The Ndc80 complex targets Bod1 to human mitotic kinetochores.
Schleicher K., Porter M., Ten Have S., Sundaramoorthy R., Porter IM., Swedlow JR.
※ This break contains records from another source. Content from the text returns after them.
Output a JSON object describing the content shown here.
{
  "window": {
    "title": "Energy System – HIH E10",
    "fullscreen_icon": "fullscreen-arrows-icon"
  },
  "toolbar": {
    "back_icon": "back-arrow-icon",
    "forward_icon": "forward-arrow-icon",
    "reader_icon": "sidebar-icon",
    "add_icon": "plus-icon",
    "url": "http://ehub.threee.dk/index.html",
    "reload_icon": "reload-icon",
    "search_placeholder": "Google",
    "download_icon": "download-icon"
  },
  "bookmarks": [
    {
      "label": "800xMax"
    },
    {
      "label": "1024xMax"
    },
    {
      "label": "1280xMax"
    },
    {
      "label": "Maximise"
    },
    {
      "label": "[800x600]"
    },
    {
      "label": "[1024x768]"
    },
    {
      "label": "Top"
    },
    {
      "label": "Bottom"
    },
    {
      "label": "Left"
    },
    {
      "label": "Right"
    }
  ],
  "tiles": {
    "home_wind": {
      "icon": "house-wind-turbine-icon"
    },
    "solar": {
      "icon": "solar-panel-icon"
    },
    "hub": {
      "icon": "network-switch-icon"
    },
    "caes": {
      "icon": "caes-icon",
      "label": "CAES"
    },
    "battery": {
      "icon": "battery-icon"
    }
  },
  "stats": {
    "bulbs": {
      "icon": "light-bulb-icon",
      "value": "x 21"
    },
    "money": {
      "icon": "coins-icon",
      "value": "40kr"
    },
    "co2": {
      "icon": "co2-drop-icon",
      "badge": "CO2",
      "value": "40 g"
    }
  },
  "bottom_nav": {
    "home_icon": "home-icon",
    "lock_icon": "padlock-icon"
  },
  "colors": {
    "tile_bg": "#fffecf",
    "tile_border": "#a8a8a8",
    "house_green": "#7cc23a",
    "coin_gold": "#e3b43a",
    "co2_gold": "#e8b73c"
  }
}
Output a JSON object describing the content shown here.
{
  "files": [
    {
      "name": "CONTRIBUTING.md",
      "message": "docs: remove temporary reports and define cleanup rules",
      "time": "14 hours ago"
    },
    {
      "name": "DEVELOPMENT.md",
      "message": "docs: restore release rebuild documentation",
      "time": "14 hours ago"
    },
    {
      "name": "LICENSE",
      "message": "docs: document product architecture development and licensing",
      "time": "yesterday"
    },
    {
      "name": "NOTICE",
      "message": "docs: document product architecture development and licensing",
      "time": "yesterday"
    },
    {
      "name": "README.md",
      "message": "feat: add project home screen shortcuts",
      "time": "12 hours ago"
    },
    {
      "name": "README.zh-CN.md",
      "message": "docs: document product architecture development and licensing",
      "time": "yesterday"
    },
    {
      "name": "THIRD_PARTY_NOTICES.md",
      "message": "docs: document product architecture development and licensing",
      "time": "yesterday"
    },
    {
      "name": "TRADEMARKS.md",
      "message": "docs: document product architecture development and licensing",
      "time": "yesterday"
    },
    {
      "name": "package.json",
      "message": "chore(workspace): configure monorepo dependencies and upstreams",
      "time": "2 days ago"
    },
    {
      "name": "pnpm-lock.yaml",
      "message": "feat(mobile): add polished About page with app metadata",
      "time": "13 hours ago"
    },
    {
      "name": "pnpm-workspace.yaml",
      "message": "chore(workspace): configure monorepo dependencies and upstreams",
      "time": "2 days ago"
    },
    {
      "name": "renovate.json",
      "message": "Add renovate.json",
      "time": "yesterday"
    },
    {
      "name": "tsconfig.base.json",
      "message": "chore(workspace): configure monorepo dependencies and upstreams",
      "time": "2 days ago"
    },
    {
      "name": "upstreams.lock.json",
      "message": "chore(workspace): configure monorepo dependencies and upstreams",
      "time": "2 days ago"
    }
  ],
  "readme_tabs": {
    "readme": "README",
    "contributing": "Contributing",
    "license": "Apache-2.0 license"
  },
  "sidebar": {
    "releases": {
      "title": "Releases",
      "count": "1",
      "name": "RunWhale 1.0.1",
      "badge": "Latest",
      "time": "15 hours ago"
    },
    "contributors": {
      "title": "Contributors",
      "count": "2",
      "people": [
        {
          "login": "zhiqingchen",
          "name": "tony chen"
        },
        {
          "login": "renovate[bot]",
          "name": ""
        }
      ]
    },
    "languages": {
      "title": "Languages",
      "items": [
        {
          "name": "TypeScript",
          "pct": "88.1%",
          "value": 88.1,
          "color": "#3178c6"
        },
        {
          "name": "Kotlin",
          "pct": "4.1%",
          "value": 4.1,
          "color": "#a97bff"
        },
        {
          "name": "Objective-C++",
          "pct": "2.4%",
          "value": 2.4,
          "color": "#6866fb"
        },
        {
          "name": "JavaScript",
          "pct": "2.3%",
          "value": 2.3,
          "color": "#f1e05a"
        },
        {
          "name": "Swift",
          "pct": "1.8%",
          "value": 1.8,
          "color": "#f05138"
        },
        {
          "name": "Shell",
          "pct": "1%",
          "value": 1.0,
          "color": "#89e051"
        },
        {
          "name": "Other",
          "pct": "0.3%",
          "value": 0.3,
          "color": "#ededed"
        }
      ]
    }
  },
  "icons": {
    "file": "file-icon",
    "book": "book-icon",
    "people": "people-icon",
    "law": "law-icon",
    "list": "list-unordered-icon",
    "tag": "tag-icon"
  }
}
Regulation of protein phosphatase activity by endogenous protein inhibitors is an important mechanism to control protein phosphorylation in cells. We recently identified Biorientation defective 1 (Bod1) as a small protein inhibitor of protein phosphatase 2A containing the B56 regulatory subunit (PP2A-B56). This phosphatase controls the amount of phosphorylation of several kinetochore proteins and thus the establishment of load-bearing chromosome-spindle attachments in time for accurate separation of sister chromatids in mitosis. Like PP2A-B56, Bod1 directly localizes to mitotic kinetochores and is required for correct segregation of mitotic chromosomes. In this report, we have probed the spatio-temporal regulation of Bod1 during mitotic progression. Kinetochore localization of Bod1 increases from nuclear envelope breakdown until metaphase. Phosphorylation of Bod1 at threonine 95 (T95), which increases Bod1's binding to and inhibition of PP2A-B56, peaks in prometaphase when PP2A-B56 localization to kinetochores is highest. We demonstrate here that kinetochore targeting of Bod1 depends on the outer kinetochore protein Ndc80 and not PP2A-B56. Crucially, Bod1 depletion functionally affects Ndc80 phosphorylation at the N-terminal serine 55 (S55), as well as a number of other phosphorylation sites within the outer kinetochore, including Knl1 at serine 24 and 60 (S24, S60), and threonine T943 and T1155 (T943, T1155). Therefore, Ndc80 recruits a phosphatase inhibitor to kinetochores which directly feeds forward to regulate Ndc80, and Knl1 phosphorylation, including sites that mediate the attachment of microtubules to kinetochores.